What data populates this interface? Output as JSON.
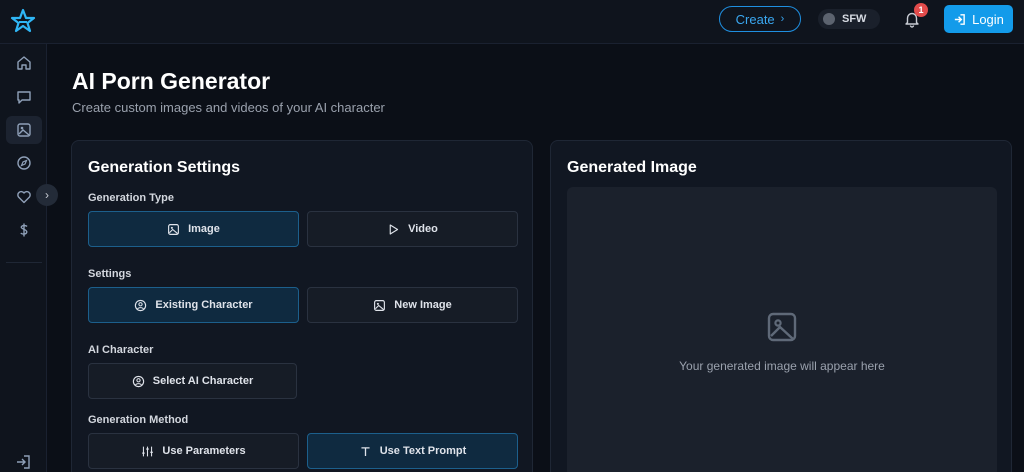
{
  "header": {
    "create_label": "Create",
    "sfw_label": "SFW",
    "notification_count": "1",
    "login_label": "Login"
  },
  "sidebar": {
    "items": [
      {
        "icon": "home-icon"
      },
      {
        "icon": "chat-icon"
      },
      {
        "icon": "image-icon",
        "active": true
      },
      {
        "icon": "compass-icon"
      },
      {
        "icon": "heart-icon"
      },
      {
        "icon": "dollar-icon"
      }
    ]
  },
  "page": {
    "title": "AI Porn Generator",
    "subtitle": "Create custom images and videos of your AI character"
  },
  "settings": {
    "title": "Generation Settings",
    "generation_type_label": "Generation Type",
    "type_image": "Image",
    "type_video": "Video",
    "settings_label": "Settings",
    "existing_character": "Existing Character",
    "new_image": "New Image",
    "ai_character_label": "AI Character",
    "select_character": "Select AI Character",
    "generation_method_label": "Generation Method",
    "use_parameters": "Use Parameters",
    "use_text_prompt": "Use Text Prompt"
  },
  "output": {
    "title": "Generated Image",
    "placeholder_text": "Your generated image will appear here"
  },
  "colors": {
    "accent": "#139bea",
    "background": "#0b0f17",
    "active_option": "#0f2a40"
  }
}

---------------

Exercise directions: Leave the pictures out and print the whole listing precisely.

Output for this task:
What data populates this interface? Output as JSON.
{
  "header": {
    "create_label": "Create",
    "sfw_label": "SFW",
    "notification_count": "1",
    "login_label": "Login"
  },
  "sidebar": {
    "items": [
      {
        "icon": "home-icon"
      },
      {
        "icon": "chat-icon"
      },
      {
        "icon": "image-icon",
        "active": true
      },
      {
        "icon": "compass-icon"
      },
      {
        "icon": "heart-icon"
      },
      {
        "icon": "dollar-icon"
      }
    ]
  },
  "page": {
    "title": "AI Porn Generator",
    "subtitle": "Create custom images and videos of your AI character"
  },
  "settings": {
    "title": "Generation Settings",
    "generation_type_label": "Generation Type",
    "type_image": "Image",
    "type_video": "Video",
    "settings_label": "Settings",
    "existing_character": "Existing Character",
    "new_image": "New Image",
    "ai_character_label": "AI Character",
    "select_character": "Select AI Character",
    "generation_method_label": "Generation Method",
    "use_parameters": "Use Parameters",
    "use_text_prompt": "Use Text Prompt"
  },
  "output": {
    "title": "Generated Image",
    "placeholder_text": "Your generated image will appear here"
  },
  "colors": {
    "accent": "#139bea",
    "background": "#0b0f17",
    "active_option": "#0f2a40"
  }
}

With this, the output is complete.